  • Saudi-Lebanese Parliamentary Friendship Committee reaffirms the importance of restoring peace and harmony among all Arab countries

BEIRUT: A delegation from the Saudi Shoura Council, headed by Saleh bin Manea Al-Khalewi, began an official visit to Lebanon on Tuesday, meeting President Michel Aoun and Prime Minister Saad Hariri.

It is the first visit of the council to Lebanon, to convene the first meeting of the Saudi-Lebanese Parliamentary Friendship Committee, headed by Tammam Salam.

Aoun praised “the fraternal relations between Lebanon and Saudi Arabia,” and reaffirmed “the paramount importance of restoring peace and harmony among all Arab countries, for the benefit of all,” wishing to establish “peace on solid foundations based on the principle of respect for the vital interests of every country.”

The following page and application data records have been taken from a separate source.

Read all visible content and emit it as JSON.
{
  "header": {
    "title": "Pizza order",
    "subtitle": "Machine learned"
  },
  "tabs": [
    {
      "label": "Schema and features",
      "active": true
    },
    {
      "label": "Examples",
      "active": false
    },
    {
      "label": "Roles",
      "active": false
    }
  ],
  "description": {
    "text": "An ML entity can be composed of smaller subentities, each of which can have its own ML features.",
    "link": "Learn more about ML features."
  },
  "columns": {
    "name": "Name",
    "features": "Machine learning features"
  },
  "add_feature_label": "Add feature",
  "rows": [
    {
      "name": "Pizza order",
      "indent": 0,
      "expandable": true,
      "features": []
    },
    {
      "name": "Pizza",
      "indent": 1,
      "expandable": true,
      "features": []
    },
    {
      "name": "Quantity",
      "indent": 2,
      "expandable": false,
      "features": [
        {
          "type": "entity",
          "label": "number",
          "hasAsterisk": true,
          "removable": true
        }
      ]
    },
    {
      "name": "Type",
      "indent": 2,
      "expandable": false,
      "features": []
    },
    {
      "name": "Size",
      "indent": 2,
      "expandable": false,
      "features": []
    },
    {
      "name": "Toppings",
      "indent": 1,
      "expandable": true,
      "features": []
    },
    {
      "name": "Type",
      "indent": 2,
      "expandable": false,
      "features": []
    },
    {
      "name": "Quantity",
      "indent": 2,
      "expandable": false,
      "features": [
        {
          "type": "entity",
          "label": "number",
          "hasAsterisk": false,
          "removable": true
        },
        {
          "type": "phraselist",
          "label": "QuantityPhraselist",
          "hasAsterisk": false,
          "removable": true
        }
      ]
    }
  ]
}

He underlined that political differences should not allow deviation from the principles of the Arab League charter, and hailed Saudi Arabia’s recent decision to lift the ban on its citizens traveling to Lebanon in time for the summer season, hoping that the “Kingdom witnesses further success and growth.

“Lebanon is more than ready to cooperate in all areas to achieve this end, especially in the presence of an important Lebanese community in the Kingdom that contributed to its prosperity,” he added.

Al-Khalewi underscored the “historic relations between the two countries and the two brotherly peoples,” emphasizing the importance of the ongoing support provided by the Kingdom to Lebanon. He also praised Aoun’s keenness to build Arab solidarity and consensus.

The committee discussed means of developing cooperation in legislative sectors in the two countries, serving the goal of greater Arab solidarity. Delegates agreed on the need for stability and peace in Arab countries, and the need to confront Islamic extremism leading to domestic and international acts of terrorism.